OXFORDSHIRE has been named the best performing county council waste disposal authority in England for the sixth year in a row.
Last year residents recycled or composted a larger proportion of their household waste than the previous year, while the national average for recycling fell, according to new government figures released on 29 November.
Recycling officers at Oxfordshire County Council point to residents recycling more of their food waste as an important reason for the increase.
Nearly 20,000 tonnes of food waste was recycled in 2018-19 – up 6% on the previous year.
The four district councils and the city council in Oxford operate the kerbside collections of household recycling and waste, which Oxfordshire County Council then disposes of.
Overall 58% of household waste was recycled in Oxfordshire last year, compared to 57% the previous year.
The national average was only 44.8%, according to the new figures from the Department for Environment, Food and Rural Affairs.
Individually, the five District and City Authorities in Oxfordshire have also achieved excellent results above the national average.
Yvonne Rees, Chief Executive at Oxfordshire County Council, said: “I would like to thank our residents who have done another great job of recycling so the county keeps the top spot in the country. Oxfordshire councils provide really good waste collection and recycling services, but it is only because most people use them properly that we’re able to perform so well.”
Still, waste officers at the county council have said that there is still a lot more to be done to improve recycling rates and the county council is keen to see further improvements as part of its goal to becoming carbon neutral by 2030.
The Oxford Environmental Partnership of the Oxfordshire district, city and county councils has a target to increase recycling to 70% by 2025.
Around half of the waste put in the general waste bin – the bin for non-recyclable materials only – could actually be recycled.
Further increasing the amount of waste that is recycled or composted would make a huge difference to the county’s figures and save precious resources from being wasted.
The county’s leading place is down to the commitment of our residents to reduce and dispose of waste responsibly.
The County Council’s Waste Disposal Authority, together with the five district and city authorities in Oxfordshire, provide comprehensive services to maximise the amount of materials that can be collected for reuse, recycling and composting.
Oxfordshire also has a very active network of community action groups funded by the county council that help tackle and reduce waste.
Residents can also use one of seven household waste recycling centres across the county.
This is part of the county council’s commitment to enhancing the quality of life in our communities and the protection of the local environment are top priorities.

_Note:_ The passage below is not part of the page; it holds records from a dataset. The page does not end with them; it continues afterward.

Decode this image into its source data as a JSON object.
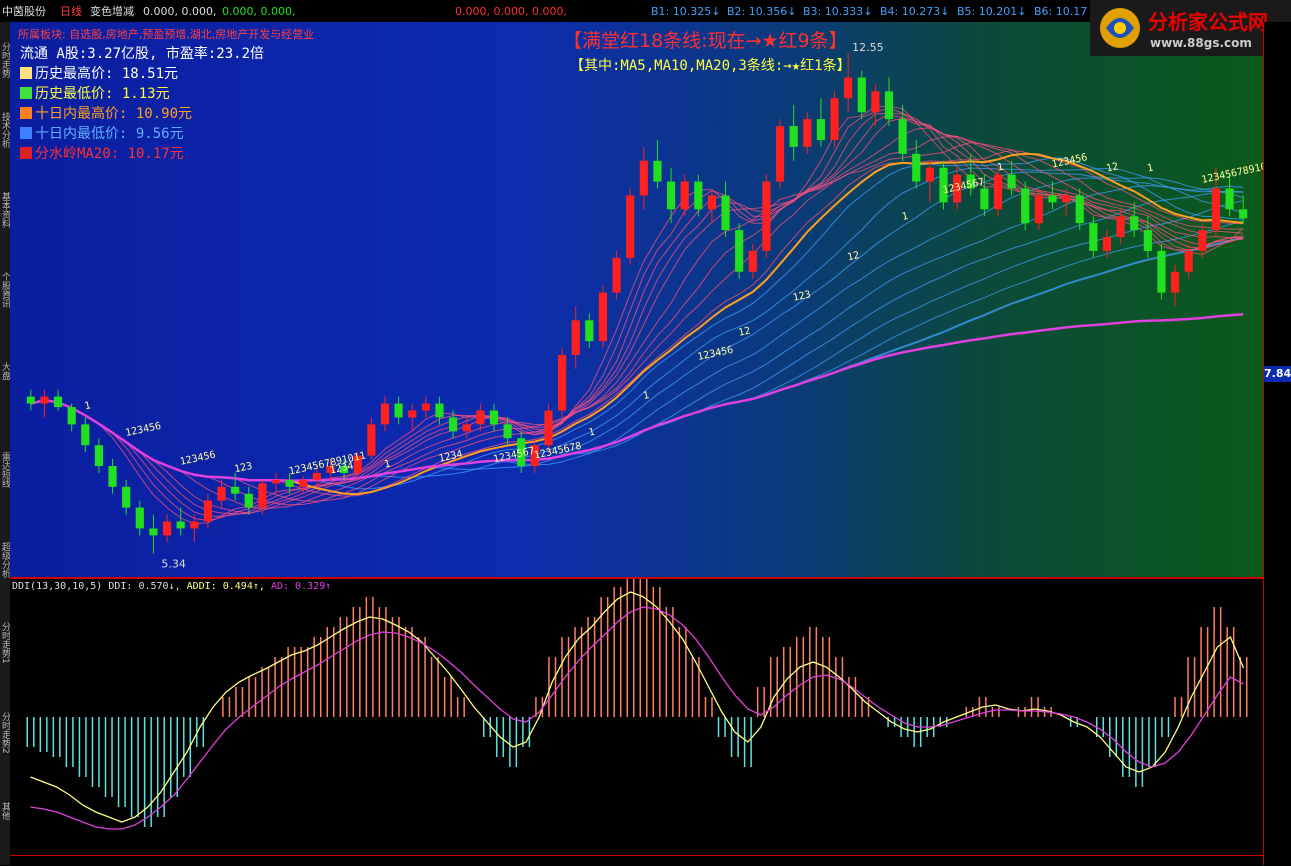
{
  "top_bar": {
    "stock_name": "中茵股份",
    "period": "日线",
    "indicator_name": "变色增减",
    "values_prefix": "0.000, 0.000,",
    "values_green": "0.000, 0.000,",
    "values_red": "0.000, 0.000, 0.000,",
    "b1": "B1: 10.325↓",
    "b2": "B2: 10.356↓",
    "b3": "B3: 10.333↓",
    "b4": "B4: 10.273↓",
    "b5": "B5: 10.201↓",
    "b6": "B6: 10.17"
  },
  "left_strip": [
    "分时走势",
    "技术分析",
    "基本资料",
    "个股資讯",
    "大盘",
    "雷达短线",
    "超级分析",
    "分时走势1",
    "分时走势2",
    "其他"
  ],
  "info": {
    "sector": "所属板块: 自选股,房地产,预盈预增,湖北,房地产开发与经营业",
    "float_line": "流通 A股:3.27亿股,  市盈率:23.2倍",
    "hist_high": "历史最高价:   18.51元",
    "hist_low": "历史最低价:   1.13元",
    "ten_high": "十日内最高价: 10.90元",
    "ten_low": "十日内最低价: 9.56元",
    "ma20": "分水岭MA20:   10.17元"
  },
  "headline": "【满堂红18条线:现在→★红9条】",
  "subline": "【其中:MA5,MA10,MA20,3条线:→★红1条】",
  "logo": {
    "title": "分析家公式网",
    "url": "www.88gs.com"
  },
  "price_tag": "7.84",
  "peak_label": "12.55",
  "low_label": "5.34",
  "colors": {
    "up": "#ff2020",
    "down": "#20e020",
    "ma_orange": "#ffa020",
    "ma_magenta": "#e040e0",
    "fan_blue": "#40a0ff",
    "ddi_up": "#ff8060",
    "ddi_down": "#60e0e0",
    "addi": "#ffff80",
    "ad": "#e040e0"
  },
  "count_labels": [
    "1",
    "123456",
    "123456",
    "123",
    "1234567891011",
    "1234",
    "1",
    "1234",
    "1234567",
    "12345678",
    "1",
    "1",
    "123456",
    "12",
    "123",
    "12",
    "1",
    "1234567",
    "1",
    "123456",
    "12",
    "1",
    "12345678910"
  ],
  "indicator": {
    "name": "DDI(13,30,10,5)",
    "ddi": "DDI: 0.570↓,",
    "addi": "ADDI: 0.494↑,",
    "ad": "AD: 0.329↑"
  },
  "chart_data": {
    "type": "candlestick",
    "ylim": [
      5.0,
      13.0
    ],
    "candles": [
      [
        7.6,
        7.7,
        7.4,
        7.5
      ],
      [
        7.5,
        7.7,
        7.3,
        7.6
      ],
      [
        7.6,
        7.7,
        7.4,
        7.45
      ],
      [
        7.45,
        7.5,
        7.1,
        7.2
      ],
      [
        7.2,
        7.3,
        6.8,
        6.9
      ],
      [
        6.9,
        7.0,
        6.5,
        6.6
      ],
      [
        6.6,
        6.7,
        6.2,
        6.3
      ],
      [
        6.3,
        6.4,
        5.9,
        6.0
      ],
      [
        6.0,
        6.1,
        5.6,
        5.7
      ],
      [
        5.7,
        5.9,
        5.34,
        5.6
      ],
      [
        5.6,
        5.9,
        5.5,
        5.8
      ],
      [
        5.8,
        6.0,
        5.6,
        5.7
      ],
      [
        5.7,
        5.9,
        5.5,
        5.8
      ],
      [
        5.8,
        6.2,
        5.7,
        6.1
      ],
      [
        6.1,
        6.4,
        6.0,
        6.3
      ],
      [
        6.3,
        6.5,
        6.1,
        6.2
      ],
      [
        6.2,
        6.3,
        5.9,
        6.0
      ],
      [
        6.0,
        6.4,
        5.9,
        6.35
      ],
      [
        6.35,
        6.5,
        6.2,
        6.4
      ],
      [
        6.4,
        6.5,
        6.2,
        6.3
      ],
      [
        6.3,
        6.45,
        6.2,
        6.4
      ],
      [
        6.4,
        6.6,
        6.3,
        6.5
      ],
      [
        6.5,
        6.7,
        6.4,
        6.6
      ],
      [
        6.6,
        6.7,
        6.4,
        6.5
      ],
      [
        6.5,
        6.8,
        6.4,
        6.75
      ],
      [
        6.75,
        7.3,
        6.7,
        7.2
      ],
      [
        7.2,
        7.6,
        7.1,
        7.5
      ],
      [
        7.5,
        7.6,
        7.2,
        7.3
      ],
      [
        7.3,
        7.5,
        7.1,
        7.4
      ],
      [
        7.4,
        7.6,
        7.3,
        7.5
      ],
      [
        7.5,
        7.6,
        7.2,
        7.3
      ],
      [
        7.3,
        7.4,
        7.0,
        7.1
      ],
      [
        7.1,
        7.3,
        7.0,
        7.2
      ],
      [
        7.2,
        7.5,
        7.1,
        7.4
      ],
      [
        7.4,
        7.5,
        7.1,
        7.2
      ],
      [
        7.2,
        7.3,
        6.9,
        7.0
      ],
      [
        7.0,
        7.1,
        6.5,
        6.6
      ],
      [
        6.6,
        7.0,
        6.5,
        6.9
      ],
      [
        6.9,
        7.5,
        6.8,
        7.4
      ],
      [
        7.4,
        8.3,
        7.3,
        8.2
      ],
      [
        8.2,
        8.9,
        8.0,
        8.7
      ],
      [
        8.7,
        8.8,
        8.3,
        8.4
      ],
      [
        8.4,
        9.2,
        8.3,
        9.1
      ],
      [
        9.1,
        9.7,
        9.0,
        9.6
      ],
      [
        9.6,
        10.6,
        9.5,
        10.5
      ],
      [
        10.5,
        11.2,
        10.3,
        11.0
      ],
      [
        11.0,
        11.3,
        10.6,
        10.7
      ],
      [
        10.7,
        10.9,
        10.1,
        10.3
      ],
      [
        10.3,
        10.8,
        10.2,
        10.7
      ],
      [
        10.7,
        10.8,
        10.2,
        10.3
      ],
      [
        10.3,
        10.6,
        10.1,
        10.5
      ],
      [
        10.5,
        10.7,
        9.9,
        10.0
      ],
      [
        10.0,
        10.1,
        9.3,
        9.4
      ],
      [
        9.4,
        9.8,
        9.3,
        9.7
      ],
      [
        9.7,
        10.8,
        9.6,
        10.7
      ],
      [
        10.7,
        11.6,
        10.6,
        11.5
      ],
      [
        11.5,
        11.8,
        11.0,
        11.2
      ],
      [
        11.2,
        11.7,
        11.1,
        11.6
      ],
      [
        11.6,
        11.9,
        11.2,
        11.3
      ],
      [
        11.3,
        12.0,
        11.2,
        11.9
      ],
      [
        11.9,
        12.55,
        11.7,
        12.2
      ],
      [
        12.2,
        12.3,
        11.6,
        11.7
      ],
      [
        11.7,
        12.1,
        11.5,
        12.0
      ],
      [
        12.0,
        12.2,
        11.5,
        11.6
      ],
      [
        11.6,
        11.8,
        11.0,
        11.1
      ],
      [
        11.1,
        11.3,
        10.6,
        10.7
      ],
      [
        10.7,
        11.0,
        10.4,
        10.9
      ],
      [
        10.9,
        11.0,
        10.3,
        10.4
      ],
      [
        10.4,
        10.9,
        10.3,
        10.8
      ],
      [
        10.8,
        11.1,
        10.5,
        10.6
      ],
      [
        10.6,
        10.8,
        10.2,
        10.3
      ],
      [
        10.3,
        10.9,
        10.2,
        10.8
      ],
      [
        10.8,
        11.0,
        10.5,
        10.6
      ],
      [
        10.6,
        10.7,
        10.0,
        10.1
      ],
      [
        10.1,
        10.6,
        10.0,
        10.5
      ],
      [
        10.5,
        10.7,
        10.3,
        10.4
      ],
      [
        10.4,
        10.6,
        10.2,
        10.5
      ],
      [
        10.5,
        10.6,
        10.0,
        10.1
      ],
      [
        10.1,
        10.2,
        9.6,
        9.7
      ],
      [
        9.7,
        10.0,
        9.6,
        9.9
      ],
      [
        9.9,
        10.3,
        9.8,
        10.2
      ],
      [
        10.2,
        10.4,
        9.9,
        10.0
      ],
      [
        10.0,
        10.2,
        9.6,
        9.7
      ],
      [
        9.7,
        9.8,
        9.0,
        9.1
      ],
      [
        9.1,
        9.5,
        8.9,
        9.4
      ],
      [
        9.4,
        9.8,
        9.3,
        9.7
      ],
      [
        9.7,
        10.1,
        9.6,
        10.0
      ],
      [
        10.0,
        10.9,
        9.9,
        10.6
      ],
      [
        10.6,
        10.8,
        10.2,
        10.3
      ],
      [
        10.3,
        10.5,
        10.1,
        10.17
      ]
    ],
    "ddi": [
      -0.3,
      -0.35,
      -0.4,
      -0.5,
      -0.6,
      -0.7,
      -0.8,
      -0.9,
      -1.0,
      -1.1,
      -1.0,
      -0.8,
      -0.6,
      -0.3,
      0.0,
      0.2,
      0.3,
      0.4,
      0.5,
      0.6,
      0.7,
      0.7,
      0.8,
      0.9,
      1.0,
      1.1,
      1.2,
      1.1,
      1.0,
      0.9,
      0.8,
      0.6,
      0.4,
      0.2,
      0.0,
      -0.2,
      -0.4,
      -0.5,
      -0.3,
      0.2,
      0.6,
      0.8,
      0.9,
      1.0,
      1.2,
      1.3,
      1.4,
      1.5,
      1.3,
      1.1,
      0.9,
      0.6,
      0.2,
      -0.2,
      -0.4,
      -0.5,
      0.3,
      0.6,
      0.7,
      0.8,
      0.9,
      0.8,
      0.6,
      0.4,
      0.2,
      0.0,
      -0.1,
      -0.2,
      -0.3,
      -0.2,
      -0.1,
      0.0,
      0.1,
      0.2,
      0.1,
      0.0,
      0.1,
      0.2,
      0.1,
      0.0,
      -0.1,
      0.0,
      -0.2,
      -0.4,
      -0.6,
      -0.7,
      -0.5,
      -0.2,
      0.2,
      0.6,
      0.9,
      1.1,
      0.9,
      0.6
    ],
    "addi": [
      -0.6,
      -0.65,
      -0.7,
      -0.78,
      -0.88,
      -0.95,
      -1.0,
      -1.05,
      -1.0,
      -0.9,
      -0.75,
      -0.55,
      -0.35,
      -0.1,
      0.1,
      0.25,
      0.35,
      0.42,
      0.48,
      0.55,
      0.62,
      0.66,
      0.72,
      0.8,
      0.88,
      0.95,
      1.0,
      0.98,
      0.92,
      0.85,
      0.75,
      0.6,
      0.45,
      0.28,
      0.1,
      -0.05,
      -0.2,
      -0.3,
      -0.25,
      0.0,
      0.35,
      0.6,
      0.78,
      0.9,
      1.05,
      1.18,
      1.25,
      1.2,
      1.1,
      0.95,
      0.78,
      0.55,
      0.3,
      0.05,
      -0.15,
      -0.25,
      -0.1,
      0.2,
      0.38,
      0.5,
      0.55,
      0.5,
      0.4,
      0.28,
      0.15,
      0.05,
      -0.05,
      -0.12,
      -0.15,
      -0.12,
      -0.05,
      0.0,
      0.05,
      0.1,
      0.12,
      0.08,
      0.06,
      0.08,
      0.06,
      0.02,
      -0.05,
      -0.1,
      -0.2,
      -0.35,
      -0.5,
      -0.55,
      -0.5,
      -0.35,
      -0.1,
      0.2,
      0.45,
      0.7,
      0.8,
      0.49
    ],
    "ad": [
      -0.9,
      -0.92,
      -0.95,
      -1.0,
      -1.05,
      -1.1,
      -1.12,
      -1.12,
      -1.08,
      -1.0,
      -0.9,
      -0.78,
      -0.62,
      -0.45,
      -0.28,
      -0.12,
      0.0,
      0.1,
      0.2,
      0.3,
      0.38,
      0.45,
      0.52,
      0.6,
      0.68,
      0.76,
      0.82,
      0.85,
      0.84,
      0.8,
      0.74,
      0.66,
      0.56,
      0.45,
      0.32,
      0.2,
      0.08,
      -0.02,
      -0.05,
      0.05,
      0.22,
      0.4,
      0.56,
      0.7,
      0.82,
      0.95,
      1.05,
      1.1,
      1.08,
      1.02,
      0.92,
      0.78,
      0.6,
      0.4,
      0.22,
      0.08,
      0.02,
      0.1,
      0.22,
      0.32,
      0.4,
      0.42,
      0.38,
      0.3,
      0.2,
      0.1,
      0.02,
      -0.06,
      -0.1,
      -0.1,
      -0.08,
      -0.04,
      0.0,
      0.04,
      0.07,
      0.07,
      0.06,
      0.06,
      0.05,
      0.03,
      0.0,
      -0.05,
      -0.12,
      -0.22,
      -0.35,
      -0.45,
      -0.5,
      -0.46,
      -0.35,
      -0.18,
      0.02,
      0.22,
      0.4,
      0.33
    ]
  }
}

Ms Rees added: “We’re not complacent though. This year more waste collected for recycling than ever before has been rejected due to the wrong waste being put into the wrong kerbside containers such as textiles, nappies and food being put in the mixed recycling bin.
“We know that around half the items placed in the general waste bin could have been recycled using the services provided locally, and this includes a huge amount of food waste. So please check your local council website, make sure you’re recycling everything you can and look for tips on how to reduce the amount of waste your household produces.”